David Newman-Toker, M.D. Ph.D. is Professor of Neurology, Ophthalmology, and Otolaryngology, and is the inaugural recipient of the David Robinson Professor in Vestibular Neurology. He holds joint appointments in Emergency Medicine and Health Sciences Informatics at the Johns Hopkins University School of Medicine, as well as in Epidemiology and Health Policy & Management at the Johns Hopkins Bloomberg School of Public Health.

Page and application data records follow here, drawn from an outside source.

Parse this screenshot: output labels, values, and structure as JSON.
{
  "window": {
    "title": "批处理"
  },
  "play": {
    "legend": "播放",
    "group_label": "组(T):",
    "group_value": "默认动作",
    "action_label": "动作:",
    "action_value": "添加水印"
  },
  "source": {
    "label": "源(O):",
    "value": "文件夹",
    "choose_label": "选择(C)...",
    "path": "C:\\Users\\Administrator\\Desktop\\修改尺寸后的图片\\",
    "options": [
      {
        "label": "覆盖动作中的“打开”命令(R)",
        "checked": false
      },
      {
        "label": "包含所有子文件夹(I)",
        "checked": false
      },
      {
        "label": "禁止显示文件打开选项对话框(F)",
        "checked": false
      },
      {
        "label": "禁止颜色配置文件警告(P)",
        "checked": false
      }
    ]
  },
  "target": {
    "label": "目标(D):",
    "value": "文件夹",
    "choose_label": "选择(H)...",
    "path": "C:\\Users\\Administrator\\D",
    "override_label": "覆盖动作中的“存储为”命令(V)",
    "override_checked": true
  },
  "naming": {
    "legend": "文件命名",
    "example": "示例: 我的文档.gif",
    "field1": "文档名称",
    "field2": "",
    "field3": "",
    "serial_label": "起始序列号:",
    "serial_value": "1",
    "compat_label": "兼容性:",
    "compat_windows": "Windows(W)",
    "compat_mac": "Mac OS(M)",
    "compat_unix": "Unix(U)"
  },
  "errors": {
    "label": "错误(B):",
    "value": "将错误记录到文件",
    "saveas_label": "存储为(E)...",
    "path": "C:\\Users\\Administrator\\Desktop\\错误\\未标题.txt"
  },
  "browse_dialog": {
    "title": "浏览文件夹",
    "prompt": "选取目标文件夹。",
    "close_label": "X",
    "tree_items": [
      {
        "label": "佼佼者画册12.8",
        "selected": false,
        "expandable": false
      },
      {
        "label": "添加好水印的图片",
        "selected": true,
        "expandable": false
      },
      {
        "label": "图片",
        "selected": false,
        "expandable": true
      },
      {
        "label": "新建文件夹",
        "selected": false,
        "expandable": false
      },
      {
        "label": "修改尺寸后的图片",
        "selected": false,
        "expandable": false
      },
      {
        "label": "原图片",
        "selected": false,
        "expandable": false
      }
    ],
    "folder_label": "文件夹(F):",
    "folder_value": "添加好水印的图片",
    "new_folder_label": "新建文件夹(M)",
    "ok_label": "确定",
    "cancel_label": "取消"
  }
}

Dr. Newman-Toker's academic mission is to eliminate harms from diagnostic errors and maximize the accuracy and efficiency of diagnostic testing in clinical practice. He is as a Core Faculty member of the Armstrong Institute for Patient Safety & Quality, where he serves as Director of the Armstrong Institute Center for Diagnostic Excellence, focused on enhancing diagnostic safety, quality, and value.
Dr. Newman-Toker's research focuses on preventing missed strokes in the emergency department and primary care, especially among patients presenting with acute, severe vertigo or dizziness. He and his collaborators have developed innovative methods to diagnose stroke through careful bedside examination of eye movements. He is now translating these innovations into clinical practice through the use of novel technologies at the point of care.
Dr. Newman-Toker's clinical expertise is in disorders of the brainstem and cranial nerves, including visual loss, double vision, and vertigo. He serves as Director of the Division of Neuro-Visual & Vestibular Disorders. His clinical practice focuses on emergency evaluation of patients with acute vertigo and dizziness. He does not currently have an outpatient clinic practice.
Dr. Newman-Toker completed his undergraduate education at Yale University (B.S., 1991) and his medical training at the University of Pennsylvania School of Medicine (M.D., 1995). After completing his Neurology residency at the Massachusetts General Hospital (1999), he went on to complete fellowships in Neuro-Ophthalmology at Harvard University/Massachusetts Eye & Ear Infirmary (2000) and in Neuro-Otology at the Johns Hopkins University School of Medicine (2002). He completed his doctoral training in clinical research methods at the Johns Hopkins Bloomberg School of Public Health through the Graduate Training Program in Clinical Investigation (Ph.D., 2007).